Every entry that follows must be written out exactly, apart from its pictures.

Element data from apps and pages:

Start of Block

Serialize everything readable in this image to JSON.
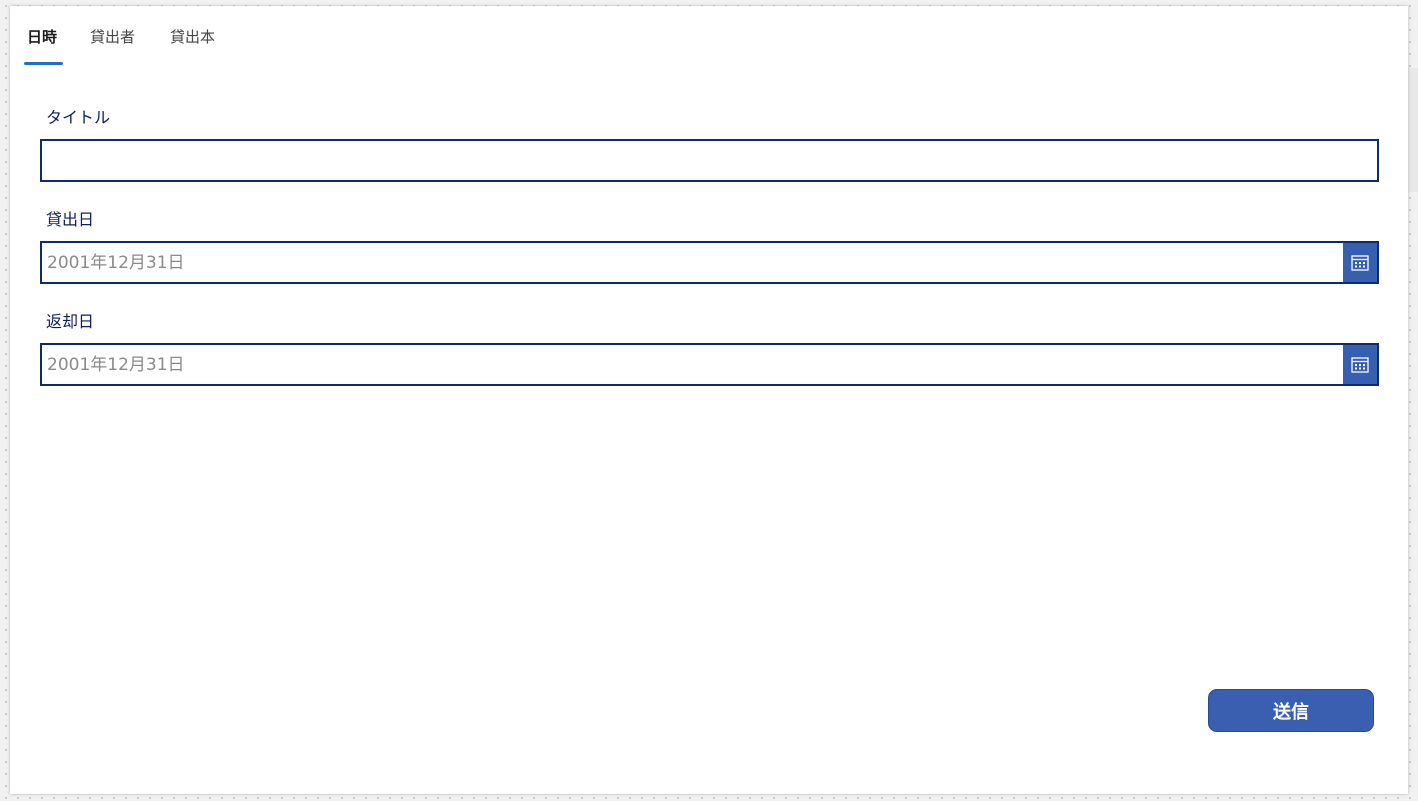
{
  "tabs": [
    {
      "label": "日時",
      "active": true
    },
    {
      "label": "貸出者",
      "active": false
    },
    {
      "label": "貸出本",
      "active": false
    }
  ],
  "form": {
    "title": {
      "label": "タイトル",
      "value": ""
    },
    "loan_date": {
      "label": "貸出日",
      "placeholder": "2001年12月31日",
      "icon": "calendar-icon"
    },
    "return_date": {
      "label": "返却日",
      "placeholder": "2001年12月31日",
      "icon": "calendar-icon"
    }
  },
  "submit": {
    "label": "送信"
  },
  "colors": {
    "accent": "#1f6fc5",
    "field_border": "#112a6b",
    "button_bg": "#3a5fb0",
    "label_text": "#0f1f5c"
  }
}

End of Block

Solution to this task
Serialize everything readable in this image to JSON.
{
  "tabs": [
    {
      "label": "日時",
      "active": true
    },
    {
      "label": "貸出者",
      "active": false
    },
    {
      "label": "貸出本",
      "active": false
    }
  ],
  "form": {
    "title": {
      "label": "タイトル",
      "value": ""
    },
    "loan_date": {
      "label": "貸出日",
      "placeholder": "2001年12月31日",
      "icon": "calendar-icon"
    },
    "return_date": {
      "label": "返却日",
      "placeholder": "2001年12月31日",
      "icon": "calendar-icon"
    }
  },
  "submit": {
    "label": "送信"
  },
  "colors": {
    "accent": "#1f6fc5",
    "field_border": "#112a6b",
    "button_bg": "#3a5fb0",
    "label_text": "#0f1f5c"
  }
}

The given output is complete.